What you are asked to do:
Every line holding the string "legend" is to be copied from the entries below.

Available records:

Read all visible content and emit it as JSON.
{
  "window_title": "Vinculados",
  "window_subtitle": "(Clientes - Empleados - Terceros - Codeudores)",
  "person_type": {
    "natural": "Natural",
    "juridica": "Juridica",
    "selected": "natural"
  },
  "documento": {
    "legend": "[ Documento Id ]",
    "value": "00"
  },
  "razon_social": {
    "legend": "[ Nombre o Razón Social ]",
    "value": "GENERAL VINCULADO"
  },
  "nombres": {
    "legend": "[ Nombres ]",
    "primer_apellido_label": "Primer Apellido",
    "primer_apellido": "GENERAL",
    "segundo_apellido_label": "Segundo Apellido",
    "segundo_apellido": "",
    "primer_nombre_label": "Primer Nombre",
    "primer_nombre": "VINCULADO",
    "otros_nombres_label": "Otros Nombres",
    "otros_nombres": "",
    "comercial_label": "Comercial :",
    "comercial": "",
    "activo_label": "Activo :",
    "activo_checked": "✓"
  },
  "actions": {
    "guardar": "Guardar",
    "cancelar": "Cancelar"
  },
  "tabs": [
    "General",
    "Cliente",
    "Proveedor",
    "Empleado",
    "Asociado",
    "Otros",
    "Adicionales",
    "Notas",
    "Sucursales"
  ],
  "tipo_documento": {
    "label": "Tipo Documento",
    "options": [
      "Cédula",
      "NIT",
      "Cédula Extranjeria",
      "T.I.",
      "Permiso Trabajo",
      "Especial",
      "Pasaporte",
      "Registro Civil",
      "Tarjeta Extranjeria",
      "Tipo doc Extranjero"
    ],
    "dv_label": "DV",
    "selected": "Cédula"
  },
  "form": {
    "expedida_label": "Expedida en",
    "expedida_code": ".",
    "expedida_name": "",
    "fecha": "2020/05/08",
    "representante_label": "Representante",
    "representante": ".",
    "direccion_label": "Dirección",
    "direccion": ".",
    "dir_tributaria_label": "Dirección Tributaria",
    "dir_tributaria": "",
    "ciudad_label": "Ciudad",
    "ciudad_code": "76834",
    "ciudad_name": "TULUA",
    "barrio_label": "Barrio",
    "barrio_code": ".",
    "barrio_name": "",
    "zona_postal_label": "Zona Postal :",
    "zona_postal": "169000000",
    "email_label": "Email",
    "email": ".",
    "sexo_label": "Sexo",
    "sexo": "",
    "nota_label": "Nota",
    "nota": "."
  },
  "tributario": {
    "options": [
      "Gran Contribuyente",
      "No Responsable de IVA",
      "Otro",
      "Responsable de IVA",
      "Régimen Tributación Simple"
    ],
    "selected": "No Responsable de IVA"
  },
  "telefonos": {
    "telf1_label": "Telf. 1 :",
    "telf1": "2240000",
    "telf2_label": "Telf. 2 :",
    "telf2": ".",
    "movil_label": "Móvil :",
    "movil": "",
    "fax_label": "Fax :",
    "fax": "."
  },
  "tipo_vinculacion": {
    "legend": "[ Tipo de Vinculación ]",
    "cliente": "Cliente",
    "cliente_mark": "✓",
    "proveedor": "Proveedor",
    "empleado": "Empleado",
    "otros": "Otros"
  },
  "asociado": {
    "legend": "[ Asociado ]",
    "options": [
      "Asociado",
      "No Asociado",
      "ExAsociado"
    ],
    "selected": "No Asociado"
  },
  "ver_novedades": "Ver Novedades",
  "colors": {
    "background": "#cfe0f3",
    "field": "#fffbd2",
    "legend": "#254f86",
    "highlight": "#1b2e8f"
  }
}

Exercise response:
    "legend": "[ Documento Id ]",
    "legend": "[ Nombre o Razón Social ]",
    "legend": "[ Nombres ]",
    "legend": "[ Tipo de Vinculación ]",
    "legend": "[ Asociado ]",
    "legend": "#254f86",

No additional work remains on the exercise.